They sparkle still the right Promethean fire;
They are the books, the arts, the academes,
That show, contain and nourish all the world:
Else none at all in ought proves excellent.
Then fools you were these women to forswear,
Or keeping what is sworn, you will prove fools.
For wisdom's sake, a word that all men love,
Or for love's sake, a word that loves all men,
Or for men's sake, the authors of these women,
Or women's sake, by whom we men are men,
Let us once lose our oaths to find ourselves,
Or else we lose ourselves to keep our oaths.
It is religion to be thus forsworn,
For charity itself fulfills the law,
And who can sever love from charity?

Ferdinand

Saint Cupid, then! and, soldiers, to the field!

Biron

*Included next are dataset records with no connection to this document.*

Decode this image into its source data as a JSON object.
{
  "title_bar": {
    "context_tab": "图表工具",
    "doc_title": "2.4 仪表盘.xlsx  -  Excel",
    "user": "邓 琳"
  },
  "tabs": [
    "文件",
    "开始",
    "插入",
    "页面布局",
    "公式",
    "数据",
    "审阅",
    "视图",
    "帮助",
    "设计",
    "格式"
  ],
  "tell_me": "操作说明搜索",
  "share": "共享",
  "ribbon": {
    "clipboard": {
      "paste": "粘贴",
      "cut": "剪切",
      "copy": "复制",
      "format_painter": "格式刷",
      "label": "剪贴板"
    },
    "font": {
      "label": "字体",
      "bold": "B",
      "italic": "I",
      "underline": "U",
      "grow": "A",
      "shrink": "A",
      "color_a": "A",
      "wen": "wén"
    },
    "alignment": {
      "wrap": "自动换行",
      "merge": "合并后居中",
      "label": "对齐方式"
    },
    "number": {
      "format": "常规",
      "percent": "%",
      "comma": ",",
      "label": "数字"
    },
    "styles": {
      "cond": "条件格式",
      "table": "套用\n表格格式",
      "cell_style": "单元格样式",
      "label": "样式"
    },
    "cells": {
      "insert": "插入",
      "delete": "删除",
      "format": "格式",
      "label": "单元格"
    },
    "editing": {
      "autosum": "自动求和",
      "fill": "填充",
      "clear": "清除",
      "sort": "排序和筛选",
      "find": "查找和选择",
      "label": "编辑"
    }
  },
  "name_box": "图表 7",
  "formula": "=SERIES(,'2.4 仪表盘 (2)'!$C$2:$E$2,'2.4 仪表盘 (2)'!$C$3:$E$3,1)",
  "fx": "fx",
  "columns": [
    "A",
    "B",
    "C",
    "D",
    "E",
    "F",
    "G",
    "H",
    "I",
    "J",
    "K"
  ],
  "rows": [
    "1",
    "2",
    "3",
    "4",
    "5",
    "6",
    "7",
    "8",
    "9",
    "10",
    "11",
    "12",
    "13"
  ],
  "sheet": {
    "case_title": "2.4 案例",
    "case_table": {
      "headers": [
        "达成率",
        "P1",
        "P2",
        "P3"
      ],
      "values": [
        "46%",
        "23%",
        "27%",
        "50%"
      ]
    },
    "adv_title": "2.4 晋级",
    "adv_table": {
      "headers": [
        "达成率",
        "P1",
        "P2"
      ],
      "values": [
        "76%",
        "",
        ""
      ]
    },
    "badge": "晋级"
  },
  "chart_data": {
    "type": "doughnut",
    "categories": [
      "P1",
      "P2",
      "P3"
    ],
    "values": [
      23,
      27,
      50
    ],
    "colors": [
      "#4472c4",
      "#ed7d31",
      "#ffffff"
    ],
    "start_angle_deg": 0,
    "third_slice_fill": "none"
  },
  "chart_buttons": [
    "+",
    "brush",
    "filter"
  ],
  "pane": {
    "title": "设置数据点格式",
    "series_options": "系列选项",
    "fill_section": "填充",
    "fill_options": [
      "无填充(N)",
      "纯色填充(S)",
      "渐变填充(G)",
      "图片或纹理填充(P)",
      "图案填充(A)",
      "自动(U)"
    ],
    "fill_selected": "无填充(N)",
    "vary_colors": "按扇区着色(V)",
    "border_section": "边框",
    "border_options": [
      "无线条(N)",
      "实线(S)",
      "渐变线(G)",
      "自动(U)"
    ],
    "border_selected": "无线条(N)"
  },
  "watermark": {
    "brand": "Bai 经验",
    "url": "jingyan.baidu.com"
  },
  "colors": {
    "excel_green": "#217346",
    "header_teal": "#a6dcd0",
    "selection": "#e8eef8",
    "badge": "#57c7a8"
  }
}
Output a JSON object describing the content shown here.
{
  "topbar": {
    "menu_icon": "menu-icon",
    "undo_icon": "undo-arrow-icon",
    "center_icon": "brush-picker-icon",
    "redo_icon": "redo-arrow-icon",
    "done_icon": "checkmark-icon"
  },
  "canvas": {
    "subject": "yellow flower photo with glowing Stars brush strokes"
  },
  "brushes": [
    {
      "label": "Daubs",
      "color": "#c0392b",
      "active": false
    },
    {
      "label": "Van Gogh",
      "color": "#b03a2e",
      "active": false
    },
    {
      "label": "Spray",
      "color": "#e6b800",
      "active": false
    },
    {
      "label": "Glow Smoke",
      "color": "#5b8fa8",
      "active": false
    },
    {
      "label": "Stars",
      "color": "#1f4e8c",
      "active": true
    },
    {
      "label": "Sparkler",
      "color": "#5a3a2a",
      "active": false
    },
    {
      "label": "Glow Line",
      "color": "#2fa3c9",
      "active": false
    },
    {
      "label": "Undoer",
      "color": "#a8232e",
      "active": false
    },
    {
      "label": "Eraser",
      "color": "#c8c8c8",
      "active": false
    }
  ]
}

Advance your standards, and upon them, lords;
Pell-mell, down with them! but be first advised,
In conflict that you get the sun of them.

Longaville

Now to plain-dealing; lay these glozes by:
Shall we resolve to woo these girls of France?

Ferdinand

And win them too: therefore let us devise
Some entertainment for them in their tents.

Biron

First, from the park let us conduct them thither;
Then homeward every man attach the hand
Of his fair mistress: in the afternoon
We will with some strange pastime solace them,
Such as the shortness of the time can shape;
For revels, dances, masks and merry hours
Forerun fair Love, strewing her way with flowers.

Ferdinand

Away, away! no time shall be omitted
That will betime, and may by us be fitted.

Biron

Allons! allons! Sow'd cockle reap'd no corn;
And justice always whirls in equal measure:
Light wenches may prove plagues to men forsworn;
If so, our copper buys no better treasure.

Exeunt